What the exercise asks: Check every line below for the string "TEST". Copy the ones that have it.

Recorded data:
%%

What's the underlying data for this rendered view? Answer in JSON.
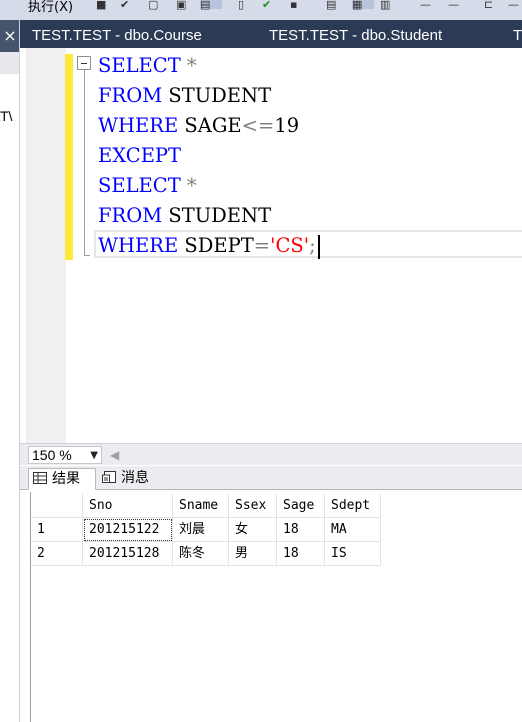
{
  "toolbar": {
    "execute_label": "执行(X)"
  },
  "left_panel": {
    "close_glyph": "×",
    "clipped_text": "T\\"
  },
  "tabs": [
    {
      "label": "TEST.TEST - dbo.Course"
    },
    {
      "label": "TEST.TEST - dbo.Student"
    },
    {
      "label": "T"
    }
  ],
  "editor": {
    "lines": [
      {
        "kw": "SELECT",
        "rest": " *"
      },
      {
        "kw": "FROM",
        "rest": " STUDENT"
      },
      {
        "kw": "WHERE",
        "rest1": " SAGE",
        "op": "<=",
        "rest2": "19"
      },
      {
        "kw": "EXCEPT"
      },
      {
        "kw": "SELECT",
        "rest": " *"
      },
      {
        "kw": "FROM",
        "rest": " STUDENT"
      },
      {
        "kw": "WHERE",
        "rest1": " SDEPT",
        "op": "=",
        "str": "'CS'",
        "end": ";"
      }
    ]
  },
  "zoom": {
    "value": "150 %"
  },
  "results_tabs": [
    {
      "label": "结果"
    },
    {
      "label": "消息"
    }
  ],
  "grid": {
    "columns": [
      "",
      "Sno",
      "Sname",
      "Ssex",
      "Sage",
      "Sdept"
    ],
    "rows": [
      [
        "1",
        "201215122",
        "刘晨",
        "女",
        "18",
        "MA"
      ],
      [
        "2",
        "201215128",
        "陈冬",
        "男",
        "18",
        "IS"
      ]
    ]
  },
  "colors": {
    "keyword": "#0000ff",
    "string": "#ff0000",
    "operator": "#808080",
    "tab_bar": "#2b3a55",
    "change_bar": "#fce93c"
  }
}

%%

Problem solution:
      "label": "TEST.TEST - dbo.Course"
      "label": "TEST.TEST - dbo.Student"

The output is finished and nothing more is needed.